* _Task description_
Even where a line looks wrong, copy it exactly and include every entry.

* _Data listing_

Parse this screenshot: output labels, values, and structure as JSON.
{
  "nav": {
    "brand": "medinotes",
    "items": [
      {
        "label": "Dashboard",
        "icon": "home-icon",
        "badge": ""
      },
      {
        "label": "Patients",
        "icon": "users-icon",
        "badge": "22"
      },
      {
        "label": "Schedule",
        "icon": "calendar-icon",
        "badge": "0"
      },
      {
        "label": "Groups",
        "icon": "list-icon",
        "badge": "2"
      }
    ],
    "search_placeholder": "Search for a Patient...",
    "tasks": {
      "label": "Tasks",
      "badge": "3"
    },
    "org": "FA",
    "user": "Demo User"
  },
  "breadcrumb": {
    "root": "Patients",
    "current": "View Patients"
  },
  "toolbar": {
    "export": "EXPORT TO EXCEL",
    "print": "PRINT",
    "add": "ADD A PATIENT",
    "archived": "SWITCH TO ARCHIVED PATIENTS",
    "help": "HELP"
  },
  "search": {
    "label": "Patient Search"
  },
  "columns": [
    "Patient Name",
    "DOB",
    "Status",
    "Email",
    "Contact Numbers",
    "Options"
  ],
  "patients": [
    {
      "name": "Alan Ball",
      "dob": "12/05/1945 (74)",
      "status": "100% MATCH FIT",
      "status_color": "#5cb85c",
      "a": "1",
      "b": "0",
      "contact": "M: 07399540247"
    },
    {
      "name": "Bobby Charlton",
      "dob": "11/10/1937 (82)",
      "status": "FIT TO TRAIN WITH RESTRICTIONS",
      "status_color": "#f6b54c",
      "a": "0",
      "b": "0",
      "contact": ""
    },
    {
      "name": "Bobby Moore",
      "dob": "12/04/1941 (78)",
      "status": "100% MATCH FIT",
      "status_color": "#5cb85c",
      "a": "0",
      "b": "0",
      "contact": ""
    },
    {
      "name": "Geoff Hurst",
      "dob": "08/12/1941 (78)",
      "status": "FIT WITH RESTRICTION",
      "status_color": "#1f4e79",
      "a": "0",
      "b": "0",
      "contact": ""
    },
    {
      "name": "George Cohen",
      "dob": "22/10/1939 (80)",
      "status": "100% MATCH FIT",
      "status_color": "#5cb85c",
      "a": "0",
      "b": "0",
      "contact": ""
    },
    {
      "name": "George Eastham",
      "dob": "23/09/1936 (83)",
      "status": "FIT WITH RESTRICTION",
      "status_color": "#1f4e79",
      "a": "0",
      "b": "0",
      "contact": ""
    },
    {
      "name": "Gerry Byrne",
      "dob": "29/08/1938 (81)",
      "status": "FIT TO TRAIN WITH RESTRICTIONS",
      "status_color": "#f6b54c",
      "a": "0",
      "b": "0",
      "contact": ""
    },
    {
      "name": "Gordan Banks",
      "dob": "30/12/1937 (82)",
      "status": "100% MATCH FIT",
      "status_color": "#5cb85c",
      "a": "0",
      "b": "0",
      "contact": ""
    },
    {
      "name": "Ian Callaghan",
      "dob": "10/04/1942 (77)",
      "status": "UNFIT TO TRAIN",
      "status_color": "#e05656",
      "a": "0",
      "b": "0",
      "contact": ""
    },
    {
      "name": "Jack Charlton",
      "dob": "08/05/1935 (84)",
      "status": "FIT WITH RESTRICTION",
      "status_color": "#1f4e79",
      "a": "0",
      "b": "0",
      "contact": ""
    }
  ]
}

* _Exercise answer_
Parse this screenshot: output labels, values, and structure as JSON.
{
  "nav": {
    "brand": "medinotes",
    "items": [
      {
        "label": "Dashboard",
        "icon": "home-icon",
        "badge": ""
      },
      {
        "label": "Patients",
        "icon": "users-icon",
        "badge": "22"
      },
      {
        "label": "Schedule",
        "icon": "calendar-icon",
        "badge": "0"
      },
      {
        "label": "Groups",
        "icon": "list-icon",
        "badge": "2"
      }
    ],
    "search_placeholder": "Search for a Patient...",
    "tasks": {
      "label": "Tasks",
      "badge": "3"
    },
    "org": "FA",
    "user": "Demo User"
  },
  "breadcrumb": {
    "root": "Patients",
    "current": "View Patients"
  },
  "toolbar": {
    "export": "EXPORT TO EXCEL",
    "print": "PRINT",
    "add": "ADD A PATIENT",
    "archived": "SWITCH TO ARCHIVED PATIENTS",
    "help": "HELP"
  },
  "search": {
    "label": "Patient Search"
  },
  "columns": [
    "Patient Name",
    "DOB",
    "Status",
    "Email",
    "Contact Numbers",
    "Options"
  ],
  "patients": [
    {
      "name": "Alan Ball",
      "dob": "12/05/1945 (74)",
      "status": "100% MATCH FIT",
      "status_color": "#5cb85c",
      "a": "1",
      "b": "0",
      "contact": "M: 07399540247"
    },
    {
      "name": "Bobby Charlton",
      "dob": "11/10/1937 (82)",
      "status": "FIT TO TRAIN WITH RESTRICTIONS",
      "status_color": "#f6b54c",
      "a": "0",
      "b": "0",
      "contact": ""
    },
    {
      "name": "Bobby Moore",
      "dob": "12/04/1941 (78)",
      "status": "100% MATCH FIT",
      "status_color": "#5cb85c",
      "a": "0",
      "b": "0",
      "contact": ""
    },
    {
      "name": "Geoff Hurst",
      "dob": "08/12/1941 (78)",
      "status": "FIT WITH RESTRICTION",
      "status_color": "#1f4e79",
      "a": "0",
      "b": "0",
      "contact": ""
    },
    {
      "name": "George Cohen",
      "dob": "22/10/1939 (80)",
      "status": "100% MATCH FIT",
      "status_color": "#5cb85c",
      "a": "0",
      "b": "0",
      "contact": ""
    },
    {
      "name": "George Eastham",
      "dob": "23/09/1936 (83)",
      "status": "FIT WITH RESTRICTION",
      "status_color": "#1f4e79",
      "a": "0",
      "b": "0",
      "contact": ""
    },
    {
      "name": "Gerry Byrne",
      "dob": "29/08/1938 (81)",
      "status": "FIT TO TRAIN WITH RESTRICTIONS",
      "status_color": "#f6b54c",
      "a": "0",
      "b": "0",
      "contact": ""
    },
    {
      "name": "Gordan Banks",
      "dob": "30/12/1937 (82)",
      "status": "100% MATCH FIT",
      "status_color": "#5cb85c",
      "a": "0",
      "b": "0",
      "contact": ""
    },
    {
      "name": "Ian Callaghan",
      "dob": "10/04/1942 (77)",
      "status": "UNFIT TO TRAIN",
      "status_color": "#e05656",
      "a": "0",
      "b": "0",
      "contact": ""
    },
    {
      "name": "Jack Charlton",
      "dob": "08/05/1935 (84)",
      "status": "FIT WITH RESTRICTION",
      "status_color": "#1f4e79",
      "a": "0",
      "b": "0",
      "contact": ""
    }
  ]
}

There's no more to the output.